LOUISE NEALON

Louise Nealon lives on a dairy farm in Kildare with her family. Snowflake (Manilla, May) is a coming-of-age tale about a young woman who struggles to cope when she moves away from her family farm and steps into life in Trinity College Dublin.

What was the hardest thing about writing Snowflake?
The thought of sitting down to write is not very appealing to me, which is unfortunate, as well as embarrassing, for a person who calls herself a writer. When I was working on Snowflake, I had to constantly confront my own insecurities. Every day without fail, my inner critic would remind me that I couldn’t string a sentence together. The moment I finished the last sentence of that first draft was miraculous. It was the best moment of my life.

And the easiest?
Getting to work with the characters. It took a long time for me to get to know them, but once they came alive, they really helped me to get over myself. The story was never about me. It’s all theirs.

In 2020, Snowflake was acquired in a six-figure deal, and TV and film rights subsequently bought by Element Pictures. What was that like?
It was mad. I’m still trying to process it. All of this is beyond any of my wildest dreams. I have no idea how the publishing industry works so I didn’t know what to expect. I had braced myself for the idea that no one would want to publish the novel. The best thing was being able to celebrate with my family. They have always supported me and believed that I could make a career out of writing.

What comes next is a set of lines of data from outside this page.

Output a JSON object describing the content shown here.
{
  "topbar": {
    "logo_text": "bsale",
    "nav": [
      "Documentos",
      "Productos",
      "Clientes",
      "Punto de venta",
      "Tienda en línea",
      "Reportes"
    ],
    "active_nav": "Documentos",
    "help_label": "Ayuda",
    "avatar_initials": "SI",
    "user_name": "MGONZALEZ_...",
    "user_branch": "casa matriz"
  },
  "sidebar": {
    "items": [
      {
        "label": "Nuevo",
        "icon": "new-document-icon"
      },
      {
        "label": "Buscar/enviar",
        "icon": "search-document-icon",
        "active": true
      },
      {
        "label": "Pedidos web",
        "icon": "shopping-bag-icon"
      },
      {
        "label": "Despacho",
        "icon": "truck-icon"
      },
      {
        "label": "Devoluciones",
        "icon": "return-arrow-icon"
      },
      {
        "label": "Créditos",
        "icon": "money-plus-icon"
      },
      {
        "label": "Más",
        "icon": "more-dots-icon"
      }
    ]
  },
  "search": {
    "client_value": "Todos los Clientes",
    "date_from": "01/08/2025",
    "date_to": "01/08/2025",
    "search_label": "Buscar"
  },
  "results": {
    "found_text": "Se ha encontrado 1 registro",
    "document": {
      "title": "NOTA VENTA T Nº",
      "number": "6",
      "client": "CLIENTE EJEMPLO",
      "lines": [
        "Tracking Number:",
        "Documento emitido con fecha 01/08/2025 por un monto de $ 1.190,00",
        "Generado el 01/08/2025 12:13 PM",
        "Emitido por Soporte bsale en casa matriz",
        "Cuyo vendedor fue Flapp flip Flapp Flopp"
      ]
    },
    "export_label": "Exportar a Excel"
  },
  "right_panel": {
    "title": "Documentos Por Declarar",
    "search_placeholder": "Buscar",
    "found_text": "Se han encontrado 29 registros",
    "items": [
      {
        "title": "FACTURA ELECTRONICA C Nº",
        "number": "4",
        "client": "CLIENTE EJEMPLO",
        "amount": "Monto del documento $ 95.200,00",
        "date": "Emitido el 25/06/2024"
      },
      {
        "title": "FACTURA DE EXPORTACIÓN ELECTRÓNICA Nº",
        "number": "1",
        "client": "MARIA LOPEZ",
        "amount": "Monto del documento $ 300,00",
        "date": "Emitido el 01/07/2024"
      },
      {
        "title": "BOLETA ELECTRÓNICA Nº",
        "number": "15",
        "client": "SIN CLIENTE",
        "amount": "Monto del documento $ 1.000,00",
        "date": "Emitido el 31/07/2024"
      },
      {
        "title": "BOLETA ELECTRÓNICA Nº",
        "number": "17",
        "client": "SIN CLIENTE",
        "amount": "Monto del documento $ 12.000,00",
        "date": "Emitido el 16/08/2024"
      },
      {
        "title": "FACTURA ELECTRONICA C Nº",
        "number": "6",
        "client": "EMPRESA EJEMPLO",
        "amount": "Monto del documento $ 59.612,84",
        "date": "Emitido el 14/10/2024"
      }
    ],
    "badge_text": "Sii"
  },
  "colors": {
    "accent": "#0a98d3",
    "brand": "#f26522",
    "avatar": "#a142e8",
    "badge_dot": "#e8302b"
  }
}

MEGAN NOLAN

Meg Nolan. Photograph: Lynn Rothwell
Megan Nolan. Photograph: Lynn Rothwell

Waterford native Megan Nolan now lives in London and is a columnist for the New Statesman. Acts of Desperation (Jonathan Cape, March) is about a woman’s unravelling through a doomed relationship with a beautiful man.

What made you want to write this book?
I started writing it when I was 26 and had come out of a long-term relationship. When that ended it shook a lot of my convictions about what love was like, and also the possibilities of what you could do with your life – what you should be doing as a woman. What made me want to write this book was trying to sort out for myself, and hopefully for others, those questions about what place romance has in your life, and what to do when it becomes too much.

What are your strengths on the page?
I think my strength is … I don’t mean “unfiltered” as in it’s not considered, but I guess there’s an immediacy to the way I write. When I started, I didn’t have a theory of what was good, or a style I wanted to ape. Almost every writer I liked, I thought, I’ll never be able to write that way, so I’ll just have to do the most natural thing. And I think there’s some intimacy to my writing that connects with people.

How do you keep going as a writer?
That’s such a hard question. We didn’t sell the book in advance. Nobody was beating down the door looking for the manuscript. And honestly, I think what kept me going was that I never expected to make a big windfall from writing, or to have fame, or success. I just thought, if you keep going, and you’re good, people will read it. Also, I had the experience of growing up around my dad, who’s a writer. But he’s a jobbing writer. I think it was having the example of someone who’s very successful and talented but for whom it’s a slog to make the bills, as it is for everyone, and knowing you have to treat it like a job and keep ticking away. I find it dangerous to think, Oh, if I work hard enough, then I’ll make it, and that’s the end of my journey. That’s when the writing gets the most boring.

MEL O’DOHERTY

Mel O’Doherty
Mel O’Doherty

Mel O’Doherty is an English teacher who lives in Douglas, Cork. Fallen (Bluemoose, June) is about the tragedy of a woman whose child was left to die in mother and baby home Bessborough House.

What research/inspiration informed Fallen?
I was stunned and outraged with the scale and systemic nature of the abuse in residential institutions. This was all unfolding in the late 1990s. My brother had been working part time as a security guard in the abandoned convent in Sunday’s Well. This was, of course, a notorious Magdalene laundry for more than 100 years. I decided to accompany him a number of nights, the two of us walking through the silence with flashlights. Your whispers echo in the halls; the bats, rats, broken religious statues, rows of sinks. I became deeply interested in those places, the lives within. My research brought me to Bessborough mother and baby home in Cork. My wife and I were walking in the grounds one day in early 2014, discussing a novel I had been working on and struggling with. She looked up at the facade of the convent and said: “Why don’t you write a novel about this place?” I started the following morning. But that summer, the Tuam scandal broke, which changed everything, including my novel. Fallen became a tragic tale of a fictional Cork family, set against a nation’s crime and its unearthing.

What are you most looking forward to this year?
I’m looking forward to setting these characters free into the world. I’m proud of the novel and excited to see how others receive it. What you come up with on the page is deeply personal, but those characters are only yours for so long, and then they belong to everyone.